Dams, large and small, are constructed to hold back water. The water reservoir that dams create can be used for many things – including drinking, recreation, irrigation, and more. Some of the largest dams – such as the Hoover Dam pictured here, outside of Las Vegas, Nevada – are constructed for the purpose of producing electricity, or hydropower. Dams have been constructed around the world, with the oldest operational dam dating back to around 1304 BC.
The construction of a dam has impacts on wildlife, especially fish species that migrate up a river to spawn. Dams form physical barriers that reduce the ability of fish to move up and downstream. For a design challenge, try to build and test your own dam using simple materials or learn more about how engineers are designing fish-friendly structures to help migrating fish.
Also check out this Stream Crossing unit plan and grading rubric draft, developed by Susan Linscott for Lee Academy in Maine. Linscott’s unit on Stream Crossings begins with a presentation from a local forester, who presents an overview of why stream crossings are important, their structure and the loads they need to support, and the costs and environmental impacts. Students conduct a survey to analyze culverts (tunnels that carry a stream under a road) in their area. They then assume the role of engineers. Using materials that range from scrap lumber to soda bottles, they design models that would have to minimize environmental impacts while also withstanding weight.
Many people believe that our water supply is infinite. However, our water supply is quite the opposite. Only about 3% of Earth’s water is freshwater and of that, only just over 1% can be used as drinking water. The rest is locked up in glaciers, ice caps, and permafrost, or buried deep in the ground.
Did you know that you can take action to help conserve water in your own home? The first thing you might do is examine all the faucets and shower head. First, be sure to fix any leaks. Next, take some time to determine the flow rates.
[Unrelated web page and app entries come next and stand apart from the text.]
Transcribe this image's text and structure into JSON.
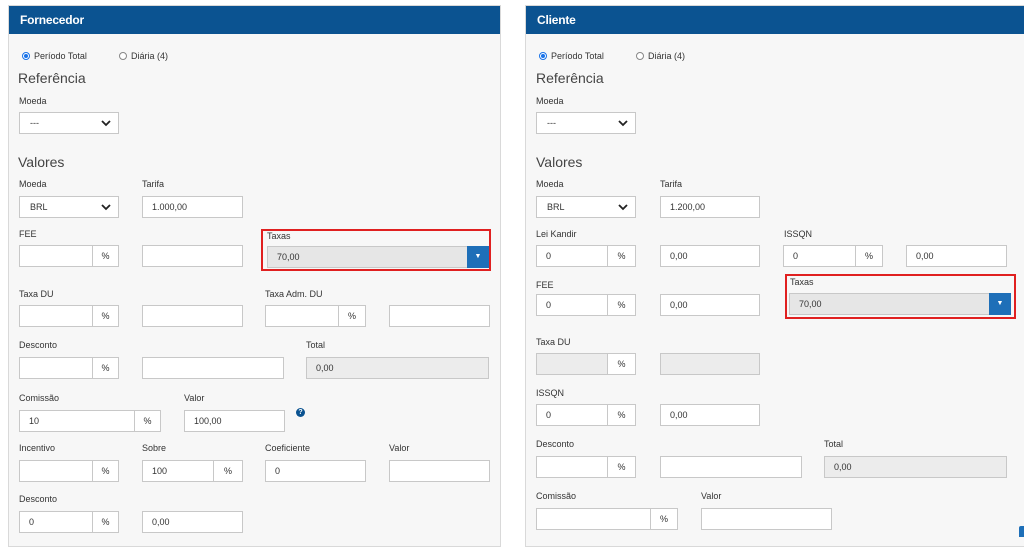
{
  "fornecedor": {
    "title": "Fornecedor",
    "radio_total": "Período Total",
    "radio_diaria": "Diária (4)",
    "referencia": "Referência",
    "ref_moeda_label": "Moeda",
    "ref_moeda_value": "---",
    "valores": "Valores",
    "moeda_label": "Moeda",
    "moeda_value": "BRL",
    "tarifa_label": "Tarifa",
    "tarifa_value": "1.000,00",
    "fee_label": "FEE",
    "fee_value": "",
    "fee_pct": "%",
    "fee_amount": "",
    "taxas_label": "Taxas",
    "taxas_value": "70,00",
    "taxas_btn": "▼",
    "taxa_du_label": "Taxa DU",
    "taxa_du_pct": "%",
    "taxa_adm_label": "Taxa Adm. DU",
    "taxa_adm_pct": "%",
    "desconto_label": "Desconto",
    "desconto_pct": "%",
    "total_label": "Total",
    "total_value": "0,00",
    "comissao_label": "Comissão",
    "comissao_value": "10",
    "comissao_pct": "%",
    "valor_label": "Valor",
    "valor_value": "100,00",
    "help": "?",
    "incentivo_label": "Incentivo",
    "incentivo_pct": "%",
    "sobre_label": "Sobre",
    "sobre_value": "100",
    "sobre_pct": "%",
    "coeficiente_label": "Coeficiente",
    "coeficiente_value": "0",
    "valor2_label": "Valor",
    "desconto2_label": "Desconto",
    "desconto2_value": "0",
    "desconto2_pct": "%",
    "desconto2_amount": "0,00"
  },
  "cliente": {
    "title": "Cliente",
    "radio_total": "Período Total",
    "radio_diaria": "Diária (4)",
    "referencia": "Referência",
    "ref_moeda_label": "Moeda",
    "ref_moeda_value": "---",
    "valores": "Valores",
    "moeda_label": "Moeda",
    "moeda_value": "BRL",
    "tarifa_label": "Tarifa",
    "tarifa_value": "1.200,00",
    "lei_kandir_label": "Lei Kandir",
    "lei_kandir_value": "0",
    "lei_kandir_pct": "%",
    "lei_kandir_amount": "0,00",
    "issqn_top_label": "ISSQN",
    "issqn_top_value": "0",
    "issqn_top_pct": "%",
    "issqn_top_amount": "0,00",
    "fee_label": "FEE",
    "fee_value": "0",
    "fee_pct": "%",
    "fee_amount": "0,00",
    "taxas_label": "Taxas",
    "taxas_value": "70,00",
    "taxas_btn": "▼",
    "taxa_du_label": "Taxa DU",
    "taxa_du_pct": "%",
    "issqn_label": "ISSQN",
    "issqn_value": "0",
    "issqn_pct": "%",
    "issqn_amount": "0,00",
    "desconto_label": "Desconto",
    "desconto_pct": "%",
    "total_label": "Total",
    "total_value": "0,00",
    "comissao_label": "Comissão",
    "comissao_pct": "%",
    "valor_label": "Valor"
  },
  "colors": {
    "header": "#0b5391",
    "button": "#1e6fb8",
    "highlight": "#e02020"
  }
}
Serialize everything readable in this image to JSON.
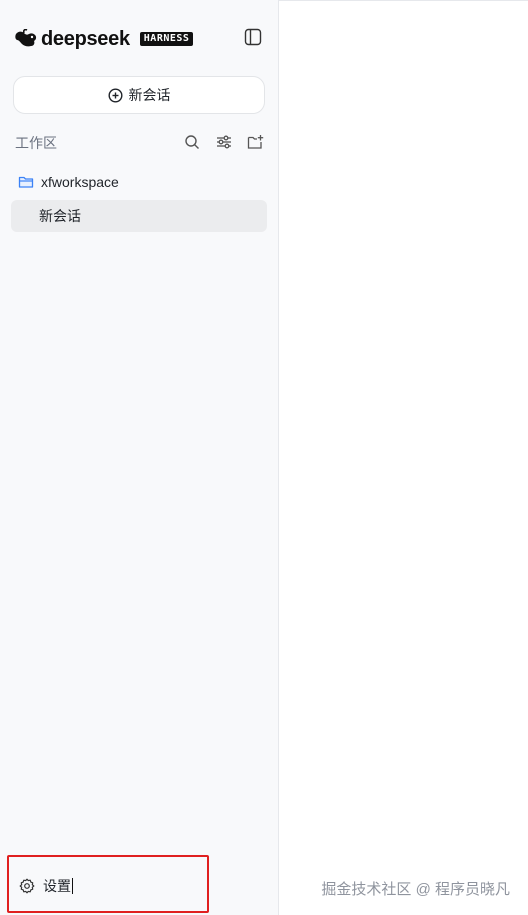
{
  "brand": {
    "name": "deepseek",
    "badge": "HARNESS"
  },
  "new_chat": {
    "label": "新会话"
  },
  "workspace": {
    "title": "工作区"
  },
  "folder": {
    "name": "xfworkspace"
  },
  "sessions": [
    {
      "label": "新会话"
    }
  ],
  "settings": {
    "label": "设置"
  },
  "watermark": {
    "text": "掘金技术社区 @ 程序员晓凡"
  },
  "colors": {
    "accent_folder": "#3b82f6",
    "highlight_border": "#e02020",
    "sidebar_bg": "#f8f9fb"
  }
}
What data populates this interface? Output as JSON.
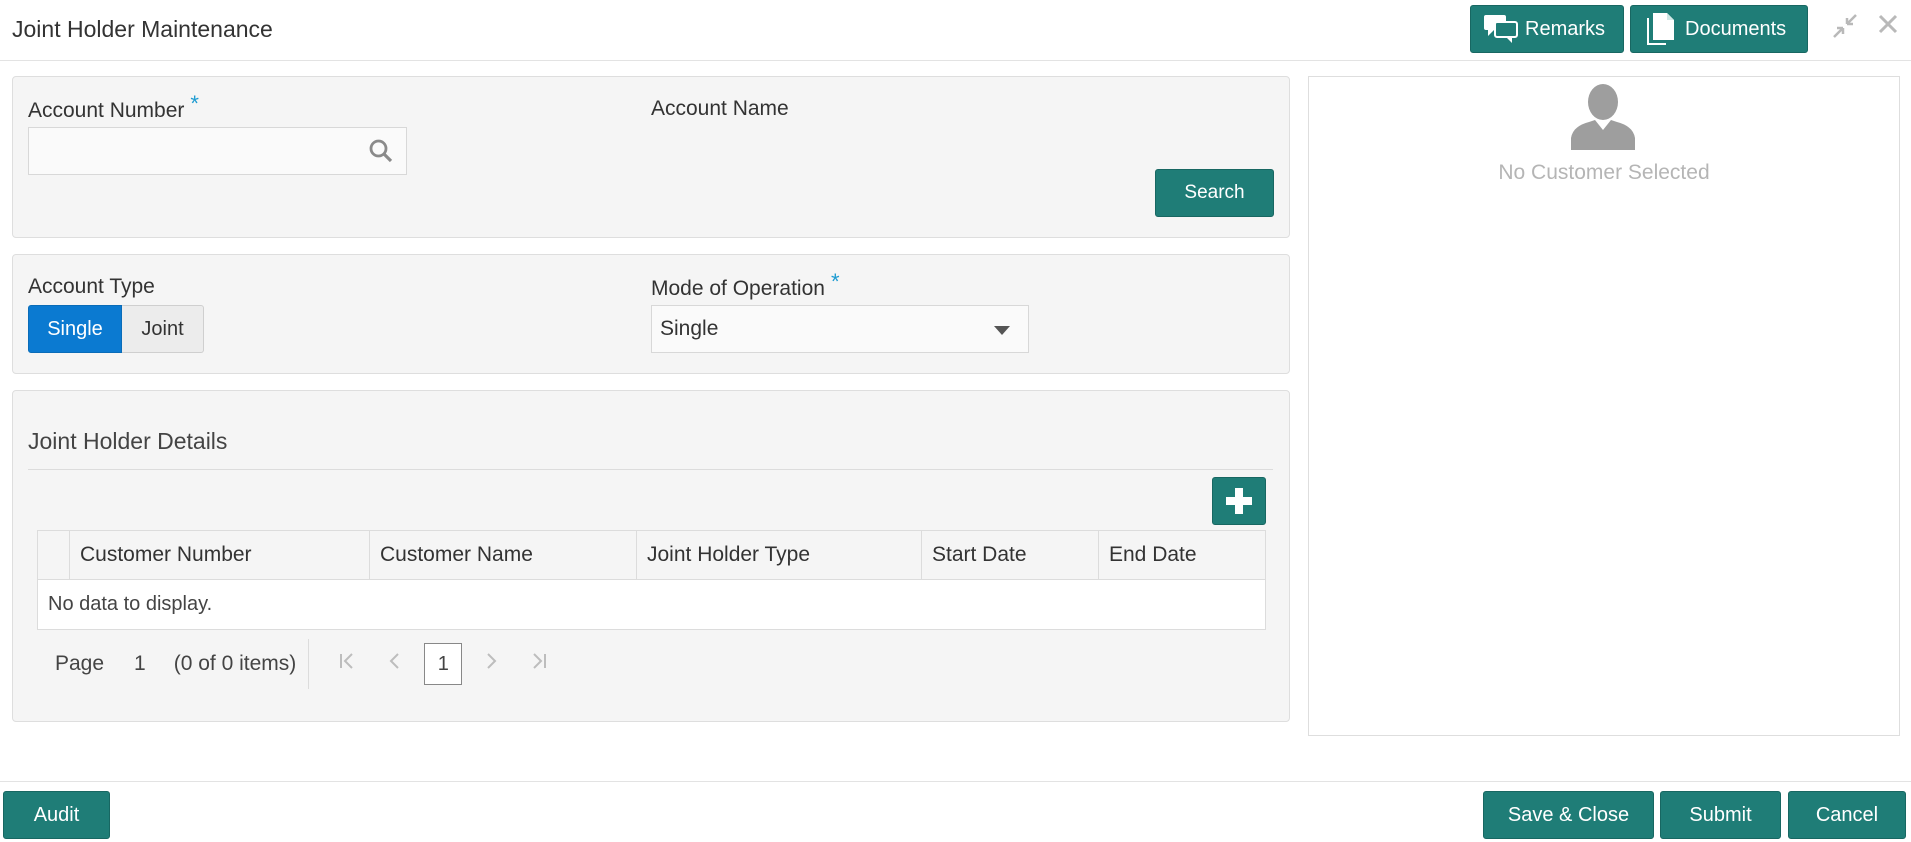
{
  "header": {
    "title": "Joint Holder Maintenance",
    "remarks_label": "Remarks",
    "documents_label": "Documents"
  },
  "search_panel": {
    "account_number_label": "Account Number",
    "required_mark": "*",
    "account_name_label": "Account Name",
    "search_label": "Search",
    "account_number_value": ""
  },
  "type_panel": {
    "account_type_label": "Account Type",
    "options": [
      "Single",
      "Joint"
    ],
    "selected": "Single",
    "mode_label": "Mode of Operation",
    "mode_value": "Single"
  },
  "details": {
    "section_title": "Joint Holder Details",
    "columns": [
      "Customer Number",
      "Customer Name",
      "Joint Holder Type",
      "Start Date",
      "End Date"
    ],
    "empty_text": "No data to display.",
    "pager": {
      "page_label": "Page",
      "page_number": "1",
      "items_text": "(0 of 0 items)",
      "current_page": "1"
    }
  },
  "customer_card": {
    "empty_text": "No Customer Selected"
  },
  "footer": {
    "audit_label": "Audit",
    "save_close_label": "Save & Close",
    "submit_label": "Submit",
    "cancel_label": "Cancel"
  },
  "colors": {
    "teal": "#1f7d77",
    "active_blue": "#0b7ad1",
    "required": "#1d9bd1"
  }
}
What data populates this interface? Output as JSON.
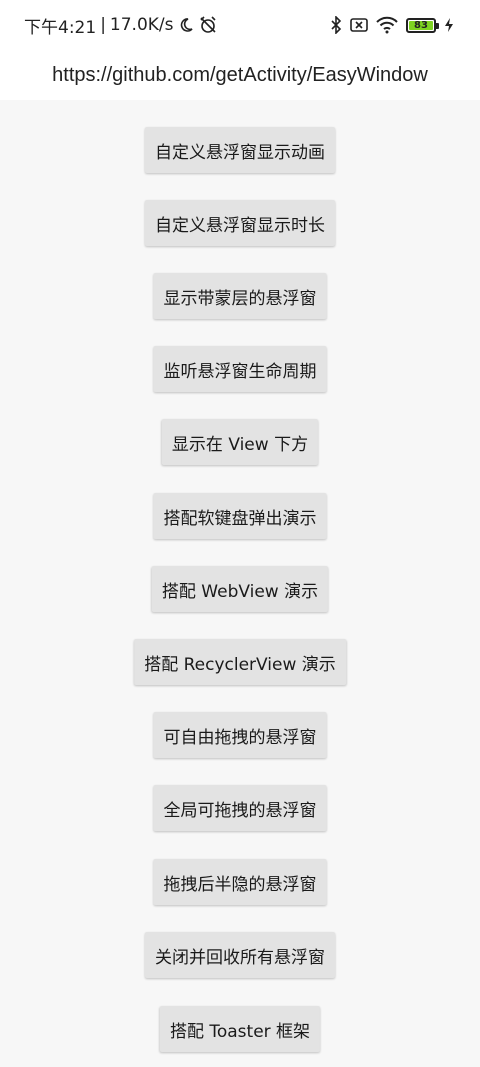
{
  "status_bar": {
    "time": "下午4:21",
    "separator": "|",
    "net_speed": "17.0K/s",
    "battery_level": "83",
    "icons": [
      "moon-icon",
      "alarm-off-icon",
      "bluetooth-icon",
      "sim-x-icon",
      "wifi-icon",
      "battery-icon",
      "charging-icon"
    ]
  },
  "title": "https://github.com/getActivity/EasyWindow",
  "buttons": [
    {
      "label": "自定义悬浮窗显示动画"
    },
    {
      "label": "自定义悬浮窗显示时长"
    },
    {
      "label": "显示带蒙层的悬浮窗"
    },
    {
      "label": "监听悬浮窗生命周期"
    },
    {
      "label": "显示在 View 下方"
    },
    {
      "label": "搭配软键盘弹出演示"
    },
    {
      "label": "搭配 WebView 演示"
    },
    {
      "label": "搭配 RecyclerView 演示"
    },
    {
      "label": "可自由拖拽的悬浮窗"
    },
    {
      "label": "全局可拖拽的悬浮窗"
    },
    {
      "label": "拖拽后半隐的悬浮窗"
    },
    {
      "label": "关闭并回收所有悬浮窗"
    },
    {
      "label": "搭配 Toaster 框架"
    }
  ]
}
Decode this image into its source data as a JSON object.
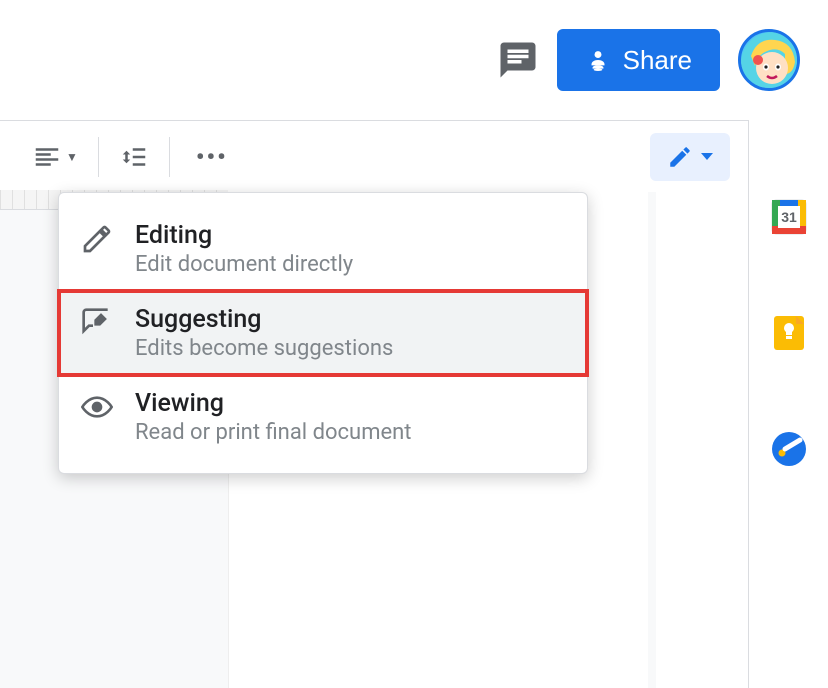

Knowing this information (movement of water in terms of gallons per minute) will help you determine if a low-flow faucet is installed. With the help of a handy adult, consider replacing commonly used faucets with low-flow alternatives.
To determine flow rate from a faucet in your home, place a bucket or other catch basin under the water stream and turn on the water. Run the water for a determined amount of time such as 5, 10, or 15 seconds. Using a measuring cup, carefully measure the volume of water and record this number.
- If you collected water for 5 seconds, how much water would you expect to collect in one minute?
- Try a few experiments using 5, 10, and 15 second collection times and then compare your results in terms of gallons per minute.
- How might you use a sample water bill to correlate the gallons saved by low-flow faucets to dollars spent on your household’s water bill?
- Finally, use your math skills to price match low-flow faucet options available and use your powers of persuasion to make your recommendation to the head of your household!
Additional PLT Resources Available for Free
- Conserve Water At Home. Download this free family activity to identify more ways to reduce water use inside your house and outside your house.
- GreenSchools Water Investigation. Students can investigate the source, cost, and quality of their school’s water supply, and ways to enhance current water conservation practices using PLT’s Water Investigation, one of five investigations at the heart of PLT’s GreenSchools program that bolster STEM learning.